* [WORK TO COMPLETE]: From the following material, work out how many lines include the string "cost"; respond with the number only.

* [MATERIAL SUPPLIED]:
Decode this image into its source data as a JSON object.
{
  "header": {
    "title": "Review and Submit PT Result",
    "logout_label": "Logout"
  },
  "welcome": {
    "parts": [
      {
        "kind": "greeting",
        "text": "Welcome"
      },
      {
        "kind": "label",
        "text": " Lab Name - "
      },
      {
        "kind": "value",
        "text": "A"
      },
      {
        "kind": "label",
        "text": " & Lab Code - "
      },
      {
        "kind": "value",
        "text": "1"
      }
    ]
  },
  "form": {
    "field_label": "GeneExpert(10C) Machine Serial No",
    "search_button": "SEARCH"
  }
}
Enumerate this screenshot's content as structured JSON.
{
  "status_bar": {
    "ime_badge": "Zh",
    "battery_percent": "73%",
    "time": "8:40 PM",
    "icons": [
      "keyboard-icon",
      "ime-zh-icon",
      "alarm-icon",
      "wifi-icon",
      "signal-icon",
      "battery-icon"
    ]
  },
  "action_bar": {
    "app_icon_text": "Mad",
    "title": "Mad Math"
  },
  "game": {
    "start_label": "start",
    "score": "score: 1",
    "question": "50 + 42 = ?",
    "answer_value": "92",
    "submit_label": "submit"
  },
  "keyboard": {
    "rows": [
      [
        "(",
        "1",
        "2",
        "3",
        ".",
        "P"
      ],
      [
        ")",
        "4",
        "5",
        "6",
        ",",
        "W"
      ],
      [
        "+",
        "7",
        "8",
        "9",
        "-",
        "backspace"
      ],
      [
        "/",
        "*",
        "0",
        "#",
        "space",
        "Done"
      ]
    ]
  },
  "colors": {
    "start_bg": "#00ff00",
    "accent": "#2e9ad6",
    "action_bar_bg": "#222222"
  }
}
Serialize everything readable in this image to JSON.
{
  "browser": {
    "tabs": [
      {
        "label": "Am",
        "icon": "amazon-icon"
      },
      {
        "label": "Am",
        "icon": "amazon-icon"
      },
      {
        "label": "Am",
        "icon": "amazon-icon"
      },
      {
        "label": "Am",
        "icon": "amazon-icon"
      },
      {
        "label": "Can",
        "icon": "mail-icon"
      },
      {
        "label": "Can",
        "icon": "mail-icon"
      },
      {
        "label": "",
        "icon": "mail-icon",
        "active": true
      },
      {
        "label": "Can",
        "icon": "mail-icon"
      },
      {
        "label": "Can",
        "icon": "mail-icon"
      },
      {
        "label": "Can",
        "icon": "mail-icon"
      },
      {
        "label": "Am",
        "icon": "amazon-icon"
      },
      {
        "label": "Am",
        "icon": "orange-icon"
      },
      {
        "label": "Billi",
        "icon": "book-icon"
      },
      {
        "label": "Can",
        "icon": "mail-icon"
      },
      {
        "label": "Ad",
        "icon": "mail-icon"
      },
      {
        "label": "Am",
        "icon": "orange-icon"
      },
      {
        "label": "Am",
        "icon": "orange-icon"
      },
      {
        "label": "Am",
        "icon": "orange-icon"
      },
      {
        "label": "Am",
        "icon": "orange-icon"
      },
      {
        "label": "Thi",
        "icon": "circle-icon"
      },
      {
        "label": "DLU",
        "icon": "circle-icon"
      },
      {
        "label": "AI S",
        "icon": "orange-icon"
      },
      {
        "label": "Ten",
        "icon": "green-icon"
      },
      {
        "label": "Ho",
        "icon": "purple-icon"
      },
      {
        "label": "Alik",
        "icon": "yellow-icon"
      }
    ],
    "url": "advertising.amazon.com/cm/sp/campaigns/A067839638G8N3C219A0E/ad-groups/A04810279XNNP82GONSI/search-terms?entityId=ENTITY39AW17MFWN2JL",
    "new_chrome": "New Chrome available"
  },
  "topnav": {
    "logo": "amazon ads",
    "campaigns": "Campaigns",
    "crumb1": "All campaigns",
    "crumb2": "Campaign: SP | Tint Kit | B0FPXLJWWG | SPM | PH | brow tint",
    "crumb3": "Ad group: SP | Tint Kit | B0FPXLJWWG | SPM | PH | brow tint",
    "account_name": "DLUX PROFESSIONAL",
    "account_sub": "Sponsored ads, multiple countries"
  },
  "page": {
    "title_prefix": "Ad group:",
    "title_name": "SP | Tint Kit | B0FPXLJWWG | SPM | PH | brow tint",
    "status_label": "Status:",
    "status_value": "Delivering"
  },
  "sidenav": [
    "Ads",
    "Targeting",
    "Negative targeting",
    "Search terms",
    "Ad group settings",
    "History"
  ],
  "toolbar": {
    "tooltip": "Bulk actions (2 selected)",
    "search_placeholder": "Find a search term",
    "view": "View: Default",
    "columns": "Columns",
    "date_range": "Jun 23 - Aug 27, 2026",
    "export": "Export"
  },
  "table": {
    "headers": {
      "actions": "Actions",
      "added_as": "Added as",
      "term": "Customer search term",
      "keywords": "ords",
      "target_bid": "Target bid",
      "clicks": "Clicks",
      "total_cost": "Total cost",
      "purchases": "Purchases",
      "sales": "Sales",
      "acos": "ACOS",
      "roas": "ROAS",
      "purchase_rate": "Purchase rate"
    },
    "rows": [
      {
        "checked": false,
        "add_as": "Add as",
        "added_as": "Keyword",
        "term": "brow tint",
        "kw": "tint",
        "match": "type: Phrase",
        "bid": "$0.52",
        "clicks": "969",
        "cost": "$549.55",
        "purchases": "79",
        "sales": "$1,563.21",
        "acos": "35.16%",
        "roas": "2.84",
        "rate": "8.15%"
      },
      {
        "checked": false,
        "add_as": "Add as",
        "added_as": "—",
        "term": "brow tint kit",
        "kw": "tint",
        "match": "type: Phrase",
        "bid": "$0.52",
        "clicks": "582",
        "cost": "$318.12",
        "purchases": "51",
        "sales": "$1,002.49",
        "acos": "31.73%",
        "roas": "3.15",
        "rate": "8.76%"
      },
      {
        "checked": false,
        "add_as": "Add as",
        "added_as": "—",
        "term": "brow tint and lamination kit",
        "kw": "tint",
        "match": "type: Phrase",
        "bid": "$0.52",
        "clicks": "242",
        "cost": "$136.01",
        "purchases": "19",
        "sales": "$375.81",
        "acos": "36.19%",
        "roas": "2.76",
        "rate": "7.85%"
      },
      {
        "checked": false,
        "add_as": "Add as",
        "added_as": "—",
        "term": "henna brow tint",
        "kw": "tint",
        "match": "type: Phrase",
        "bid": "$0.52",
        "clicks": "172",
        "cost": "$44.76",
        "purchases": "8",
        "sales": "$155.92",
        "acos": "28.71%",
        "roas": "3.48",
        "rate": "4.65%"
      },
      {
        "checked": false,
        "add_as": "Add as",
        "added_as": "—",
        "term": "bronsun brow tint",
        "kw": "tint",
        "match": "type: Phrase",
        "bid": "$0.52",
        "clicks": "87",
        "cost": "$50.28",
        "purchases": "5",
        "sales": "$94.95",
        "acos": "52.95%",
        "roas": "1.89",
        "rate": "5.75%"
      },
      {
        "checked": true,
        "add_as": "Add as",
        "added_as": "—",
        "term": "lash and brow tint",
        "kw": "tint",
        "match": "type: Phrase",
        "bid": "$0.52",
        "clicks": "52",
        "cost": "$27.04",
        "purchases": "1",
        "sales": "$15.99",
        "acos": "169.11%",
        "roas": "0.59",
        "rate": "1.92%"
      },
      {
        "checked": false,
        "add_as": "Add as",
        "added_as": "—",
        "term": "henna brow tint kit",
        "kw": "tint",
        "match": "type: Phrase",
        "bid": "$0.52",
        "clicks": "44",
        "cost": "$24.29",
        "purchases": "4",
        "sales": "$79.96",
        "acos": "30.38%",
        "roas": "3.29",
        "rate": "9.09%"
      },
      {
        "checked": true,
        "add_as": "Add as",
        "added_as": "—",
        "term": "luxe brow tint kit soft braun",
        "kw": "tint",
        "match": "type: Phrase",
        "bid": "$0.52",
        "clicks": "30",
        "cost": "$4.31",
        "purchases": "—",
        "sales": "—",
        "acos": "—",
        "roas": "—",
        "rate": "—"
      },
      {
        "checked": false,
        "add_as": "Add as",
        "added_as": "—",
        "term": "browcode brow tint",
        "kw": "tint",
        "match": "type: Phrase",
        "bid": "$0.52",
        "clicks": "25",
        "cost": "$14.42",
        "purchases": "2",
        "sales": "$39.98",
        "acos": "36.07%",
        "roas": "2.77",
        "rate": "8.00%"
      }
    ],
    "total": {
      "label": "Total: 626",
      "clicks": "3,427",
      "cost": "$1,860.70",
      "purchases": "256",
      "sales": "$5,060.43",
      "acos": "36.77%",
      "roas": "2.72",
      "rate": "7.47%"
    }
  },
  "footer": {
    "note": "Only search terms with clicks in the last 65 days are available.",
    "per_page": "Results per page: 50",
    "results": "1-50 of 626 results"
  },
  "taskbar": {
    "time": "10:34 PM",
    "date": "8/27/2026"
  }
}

* [ANSWER FOR THIS EXERCISE]: 11